Johnson & Johnson won a jury trial Wednesday in New Jersey in a case where a man alleged that talc in its baby powder caused his cancer. Ricardo Rimondi, 58, said he was exposed to asbestos from Johnson & Johnson's baby powder and that had caused his mesothelioma cancer. But the six-person jury in Middlesex County Superior Court decided in favor of New Brunswick-based Johnson & Johnson (NYSE: JNJ). Company officials released the following statement after the verdict: "Today's jury unanimously ruled that Johnson's Baby Powder does not contain asbestos and was not the cause of the plaintiff's disease. It's important to emphasize the track record in these cases. This is the third verdict in favor of Johnson & Johnson in recent months, and of the last 9 mesothelioma cases, three ruled in favor of J&J, and five resulted in...

Read More

Psychosis in teens may be linked to an unlikely culprit: air pollution

An unexpected danger of urban life: Psychotic experiences are more common among teens exposed to the highest levels of nitrogen dioxide and other forms of air pollution, according to a new study. Nitrogen oxides, including nitrogen dioxide, are tailpipe pollutants, entering the air due to burning fuel. "One of the most consistent findings over the past few decades has been a link between cities and psychosis," Joanne Newbury, lead author of the study and a postdoctoral researcher at King's College London, said Tuesday. "Children who are born and raised in urban versus rural settings are almost twice as likely to develop psychosis in adulthood." ...
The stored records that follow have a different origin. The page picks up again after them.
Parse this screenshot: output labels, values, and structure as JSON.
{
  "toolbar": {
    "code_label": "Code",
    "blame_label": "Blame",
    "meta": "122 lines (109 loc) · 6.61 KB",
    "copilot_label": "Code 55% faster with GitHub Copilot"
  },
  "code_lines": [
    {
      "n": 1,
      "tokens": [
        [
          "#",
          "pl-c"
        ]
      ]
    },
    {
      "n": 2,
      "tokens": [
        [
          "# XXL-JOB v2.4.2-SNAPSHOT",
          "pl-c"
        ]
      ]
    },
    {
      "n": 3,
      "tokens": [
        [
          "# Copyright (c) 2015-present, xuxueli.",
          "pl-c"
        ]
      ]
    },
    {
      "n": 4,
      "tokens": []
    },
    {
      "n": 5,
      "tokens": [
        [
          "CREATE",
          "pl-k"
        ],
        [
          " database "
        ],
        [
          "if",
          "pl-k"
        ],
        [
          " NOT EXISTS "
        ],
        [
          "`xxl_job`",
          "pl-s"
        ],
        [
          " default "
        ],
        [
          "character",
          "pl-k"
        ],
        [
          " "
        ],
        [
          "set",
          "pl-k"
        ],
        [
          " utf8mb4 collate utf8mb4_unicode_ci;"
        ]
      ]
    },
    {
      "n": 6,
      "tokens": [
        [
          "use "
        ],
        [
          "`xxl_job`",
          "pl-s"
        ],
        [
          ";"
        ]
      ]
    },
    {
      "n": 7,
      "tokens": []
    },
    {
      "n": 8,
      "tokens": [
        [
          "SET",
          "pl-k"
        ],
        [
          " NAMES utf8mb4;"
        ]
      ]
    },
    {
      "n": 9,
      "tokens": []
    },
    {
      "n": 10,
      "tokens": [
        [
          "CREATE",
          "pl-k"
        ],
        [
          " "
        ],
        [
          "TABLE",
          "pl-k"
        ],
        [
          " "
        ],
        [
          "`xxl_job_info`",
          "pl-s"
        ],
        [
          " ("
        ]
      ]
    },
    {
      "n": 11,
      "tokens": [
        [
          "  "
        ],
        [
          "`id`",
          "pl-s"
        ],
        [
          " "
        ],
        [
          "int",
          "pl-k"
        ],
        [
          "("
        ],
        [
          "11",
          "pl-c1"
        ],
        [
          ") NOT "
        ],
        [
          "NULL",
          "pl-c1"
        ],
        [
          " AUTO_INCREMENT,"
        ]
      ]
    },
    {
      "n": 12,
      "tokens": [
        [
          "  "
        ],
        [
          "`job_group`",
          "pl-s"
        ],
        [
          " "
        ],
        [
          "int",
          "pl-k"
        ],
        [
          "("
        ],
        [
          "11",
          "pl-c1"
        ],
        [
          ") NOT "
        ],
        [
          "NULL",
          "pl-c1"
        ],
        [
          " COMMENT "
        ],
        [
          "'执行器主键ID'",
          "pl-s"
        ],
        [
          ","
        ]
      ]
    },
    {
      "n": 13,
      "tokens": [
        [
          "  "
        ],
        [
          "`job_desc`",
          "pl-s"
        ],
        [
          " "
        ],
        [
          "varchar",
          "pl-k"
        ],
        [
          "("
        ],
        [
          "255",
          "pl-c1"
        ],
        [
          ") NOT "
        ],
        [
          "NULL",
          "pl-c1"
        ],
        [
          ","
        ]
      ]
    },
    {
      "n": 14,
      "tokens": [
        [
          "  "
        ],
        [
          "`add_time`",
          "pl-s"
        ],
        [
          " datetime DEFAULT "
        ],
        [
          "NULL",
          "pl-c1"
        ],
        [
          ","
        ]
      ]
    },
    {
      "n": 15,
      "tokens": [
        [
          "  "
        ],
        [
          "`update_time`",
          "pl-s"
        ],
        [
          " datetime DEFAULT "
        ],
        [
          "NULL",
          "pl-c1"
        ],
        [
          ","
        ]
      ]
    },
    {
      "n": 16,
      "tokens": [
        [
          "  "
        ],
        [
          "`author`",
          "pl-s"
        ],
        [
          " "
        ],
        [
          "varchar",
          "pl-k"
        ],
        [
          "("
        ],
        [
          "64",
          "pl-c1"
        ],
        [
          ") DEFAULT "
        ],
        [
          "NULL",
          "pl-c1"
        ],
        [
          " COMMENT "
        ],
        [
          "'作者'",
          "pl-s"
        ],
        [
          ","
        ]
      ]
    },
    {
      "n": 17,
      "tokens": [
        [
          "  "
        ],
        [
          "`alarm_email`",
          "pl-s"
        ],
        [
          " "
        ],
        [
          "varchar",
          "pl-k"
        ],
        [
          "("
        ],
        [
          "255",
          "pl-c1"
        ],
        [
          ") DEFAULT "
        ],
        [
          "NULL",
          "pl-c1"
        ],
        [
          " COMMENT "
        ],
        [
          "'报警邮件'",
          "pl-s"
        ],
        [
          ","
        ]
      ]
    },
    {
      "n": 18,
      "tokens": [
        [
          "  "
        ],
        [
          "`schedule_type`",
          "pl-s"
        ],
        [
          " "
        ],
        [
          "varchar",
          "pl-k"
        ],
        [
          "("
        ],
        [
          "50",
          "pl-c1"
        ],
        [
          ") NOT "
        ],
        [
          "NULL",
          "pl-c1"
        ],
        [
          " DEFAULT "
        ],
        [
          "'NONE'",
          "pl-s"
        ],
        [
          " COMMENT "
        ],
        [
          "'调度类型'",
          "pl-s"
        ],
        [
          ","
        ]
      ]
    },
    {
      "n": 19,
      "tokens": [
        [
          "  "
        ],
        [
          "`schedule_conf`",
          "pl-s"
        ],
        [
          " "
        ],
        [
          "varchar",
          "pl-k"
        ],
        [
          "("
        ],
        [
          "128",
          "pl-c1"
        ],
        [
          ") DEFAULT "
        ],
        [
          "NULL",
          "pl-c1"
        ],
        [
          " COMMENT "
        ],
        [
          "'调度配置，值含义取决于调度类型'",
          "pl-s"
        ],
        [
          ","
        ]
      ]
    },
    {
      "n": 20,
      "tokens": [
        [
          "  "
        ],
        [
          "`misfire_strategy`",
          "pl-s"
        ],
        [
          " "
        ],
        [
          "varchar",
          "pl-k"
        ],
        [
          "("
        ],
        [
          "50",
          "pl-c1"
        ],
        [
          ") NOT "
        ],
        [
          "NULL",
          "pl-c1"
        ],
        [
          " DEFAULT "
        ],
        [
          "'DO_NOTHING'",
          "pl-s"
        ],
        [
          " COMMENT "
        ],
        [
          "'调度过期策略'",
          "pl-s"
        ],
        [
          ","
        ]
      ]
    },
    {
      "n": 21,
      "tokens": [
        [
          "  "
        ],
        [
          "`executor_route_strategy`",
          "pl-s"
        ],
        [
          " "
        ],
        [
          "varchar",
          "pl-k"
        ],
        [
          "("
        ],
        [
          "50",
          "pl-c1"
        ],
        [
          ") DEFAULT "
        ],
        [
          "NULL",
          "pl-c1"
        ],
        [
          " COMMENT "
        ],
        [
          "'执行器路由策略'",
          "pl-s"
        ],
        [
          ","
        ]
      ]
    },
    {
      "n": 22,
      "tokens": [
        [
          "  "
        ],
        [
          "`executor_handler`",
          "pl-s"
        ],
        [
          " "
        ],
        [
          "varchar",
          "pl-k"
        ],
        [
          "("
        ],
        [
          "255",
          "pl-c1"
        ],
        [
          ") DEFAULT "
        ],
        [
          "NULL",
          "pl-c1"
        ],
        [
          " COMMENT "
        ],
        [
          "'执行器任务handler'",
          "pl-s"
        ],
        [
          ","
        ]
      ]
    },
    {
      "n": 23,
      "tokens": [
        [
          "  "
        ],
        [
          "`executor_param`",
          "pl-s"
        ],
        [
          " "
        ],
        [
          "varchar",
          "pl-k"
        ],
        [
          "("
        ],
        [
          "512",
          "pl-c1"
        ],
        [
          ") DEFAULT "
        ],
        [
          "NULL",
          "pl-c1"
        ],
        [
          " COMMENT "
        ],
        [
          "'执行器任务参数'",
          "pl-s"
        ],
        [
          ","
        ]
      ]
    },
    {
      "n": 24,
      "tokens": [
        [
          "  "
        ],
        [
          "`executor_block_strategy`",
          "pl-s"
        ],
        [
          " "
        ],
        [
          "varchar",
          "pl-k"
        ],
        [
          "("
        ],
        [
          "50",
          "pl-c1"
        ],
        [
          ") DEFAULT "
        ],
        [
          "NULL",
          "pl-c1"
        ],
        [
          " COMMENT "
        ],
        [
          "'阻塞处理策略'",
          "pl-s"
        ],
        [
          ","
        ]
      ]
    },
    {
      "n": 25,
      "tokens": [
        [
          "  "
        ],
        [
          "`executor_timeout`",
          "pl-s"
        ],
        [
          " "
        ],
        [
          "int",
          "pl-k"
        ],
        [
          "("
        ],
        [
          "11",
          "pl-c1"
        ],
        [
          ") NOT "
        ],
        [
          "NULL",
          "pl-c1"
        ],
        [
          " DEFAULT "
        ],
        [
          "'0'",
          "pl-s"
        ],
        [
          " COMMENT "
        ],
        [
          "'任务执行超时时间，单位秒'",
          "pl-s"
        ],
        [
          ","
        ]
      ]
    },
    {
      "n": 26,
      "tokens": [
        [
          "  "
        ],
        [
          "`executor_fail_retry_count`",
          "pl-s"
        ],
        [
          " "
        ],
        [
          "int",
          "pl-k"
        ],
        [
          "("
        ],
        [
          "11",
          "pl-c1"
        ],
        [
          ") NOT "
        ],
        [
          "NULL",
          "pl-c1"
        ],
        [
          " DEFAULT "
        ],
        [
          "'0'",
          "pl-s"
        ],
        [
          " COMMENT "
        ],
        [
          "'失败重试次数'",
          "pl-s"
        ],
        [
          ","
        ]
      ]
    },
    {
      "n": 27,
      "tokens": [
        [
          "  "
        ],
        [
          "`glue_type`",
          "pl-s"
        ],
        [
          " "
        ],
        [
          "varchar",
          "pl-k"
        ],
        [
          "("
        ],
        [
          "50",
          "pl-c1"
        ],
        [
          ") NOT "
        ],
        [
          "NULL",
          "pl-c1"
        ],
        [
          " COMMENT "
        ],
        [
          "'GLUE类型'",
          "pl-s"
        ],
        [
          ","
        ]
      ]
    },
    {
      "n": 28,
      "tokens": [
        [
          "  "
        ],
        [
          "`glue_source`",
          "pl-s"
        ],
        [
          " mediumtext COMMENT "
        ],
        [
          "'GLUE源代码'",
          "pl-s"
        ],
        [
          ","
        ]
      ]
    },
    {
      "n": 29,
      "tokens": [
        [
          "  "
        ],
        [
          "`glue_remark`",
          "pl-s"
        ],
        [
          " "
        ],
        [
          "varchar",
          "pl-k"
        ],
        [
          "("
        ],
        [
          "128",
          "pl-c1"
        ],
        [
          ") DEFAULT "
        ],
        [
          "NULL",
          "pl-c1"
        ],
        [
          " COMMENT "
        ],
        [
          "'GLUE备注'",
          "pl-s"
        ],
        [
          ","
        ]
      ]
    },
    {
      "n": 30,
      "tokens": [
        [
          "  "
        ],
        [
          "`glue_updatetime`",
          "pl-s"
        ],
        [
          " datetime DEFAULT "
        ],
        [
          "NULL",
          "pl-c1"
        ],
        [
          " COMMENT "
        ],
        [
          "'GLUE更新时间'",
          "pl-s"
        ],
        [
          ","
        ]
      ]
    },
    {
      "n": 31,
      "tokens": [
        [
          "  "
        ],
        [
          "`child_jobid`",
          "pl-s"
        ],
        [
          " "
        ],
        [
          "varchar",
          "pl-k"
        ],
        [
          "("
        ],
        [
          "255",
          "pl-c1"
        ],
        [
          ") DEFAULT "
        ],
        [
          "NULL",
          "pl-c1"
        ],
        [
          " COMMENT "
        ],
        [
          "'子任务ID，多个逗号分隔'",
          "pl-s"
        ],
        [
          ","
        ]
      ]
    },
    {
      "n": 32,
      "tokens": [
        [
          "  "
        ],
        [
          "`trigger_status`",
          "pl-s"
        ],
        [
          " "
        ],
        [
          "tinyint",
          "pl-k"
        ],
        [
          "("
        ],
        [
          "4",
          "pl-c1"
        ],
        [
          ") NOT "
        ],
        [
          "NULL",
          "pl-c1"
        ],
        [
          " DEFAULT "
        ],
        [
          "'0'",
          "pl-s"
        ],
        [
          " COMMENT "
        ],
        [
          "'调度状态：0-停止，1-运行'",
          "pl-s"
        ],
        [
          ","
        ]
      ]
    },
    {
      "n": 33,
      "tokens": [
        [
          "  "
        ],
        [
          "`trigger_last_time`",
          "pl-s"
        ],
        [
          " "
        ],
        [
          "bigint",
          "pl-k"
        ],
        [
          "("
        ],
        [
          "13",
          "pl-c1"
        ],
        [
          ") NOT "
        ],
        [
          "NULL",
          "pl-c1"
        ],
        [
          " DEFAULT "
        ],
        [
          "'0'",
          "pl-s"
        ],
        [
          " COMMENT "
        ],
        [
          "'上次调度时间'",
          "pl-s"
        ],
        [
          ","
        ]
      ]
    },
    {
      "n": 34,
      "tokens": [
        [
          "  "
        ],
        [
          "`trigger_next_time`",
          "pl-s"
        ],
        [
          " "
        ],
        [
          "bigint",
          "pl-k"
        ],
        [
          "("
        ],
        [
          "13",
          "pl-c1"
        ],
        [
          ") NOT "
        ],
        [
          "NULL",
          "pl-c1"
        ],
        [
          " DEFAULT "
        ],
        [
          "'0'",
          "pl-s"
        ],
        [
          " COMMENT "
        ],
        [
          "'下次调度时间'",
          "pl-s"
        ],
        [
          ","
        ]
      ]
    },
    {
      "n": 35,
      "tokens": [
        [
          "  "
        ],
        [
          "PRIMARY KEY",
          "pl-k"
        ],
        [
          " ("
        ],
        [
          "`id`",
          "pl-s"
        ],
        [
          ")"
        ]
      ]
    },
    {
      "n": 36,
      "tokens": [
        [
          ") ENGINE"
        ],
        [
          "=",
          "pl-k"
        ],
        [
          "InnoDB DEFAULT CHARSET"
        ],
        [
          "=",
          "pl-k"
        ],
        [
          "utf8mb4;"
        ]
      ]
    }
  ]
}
Read More

New neurons for life? Old people can still make fresh brain cells, study finds

One of the thorniest debates in neuroscience is whether people can make new neurons after their brains stop developing in adolescence - a process known as neurogenesis. Now, a new study finds that even people long past middle age can make fresh brain cells, and that past studies that failed to spot these newcomers may have used flawed methods. The work "provides clear, definitive evidence that neurogenesis persists throughout life," says Paul Frankland, a neuroscientist at the Hospital for Sick Children in Toronto, Canada. "For me, this puts the issue to bed." Researchers have long hoped that neurogenesis could help treat brain disorders like depression and Alzheimer's disease. But last year, a study in Nature reported that the process peters out by adolescence, contradicting previous work that had found newborn neurons in older people using a variety of methods. The...

Read More

What’s wrong with moral foundations theory, and our attempt to get it right

Once the exclusive preserve of philosophy and theology, the study of morality has now become a thriving interdisciplinary endeavor, encompassing research in evolutionary theory, genetics, biology, animal behavior, psychology, and anthropology. The emerging consensus is that there is nothing mysterious about morality; it is merely a collection of biological and cultural traits that promote cooperation. Best known among these accounts is Jonathan Haidt's Moral Foundations Theory (MFT). According to MFT: "Moral systems are interlocking sets of values, virtues, norms, practices, identities, institutions, technologies, and evolved psychological mechanisms that work together to suppress or regulate selfishness and make cooperative social life possible." And MFT proceeds to argue that, because humans face multiple social problems, they have multiple moral values-they rely on multiple "foundations" when making moral decisions. These foundations include: Care, Fairness, Loyalty, Authority,... ...

Read More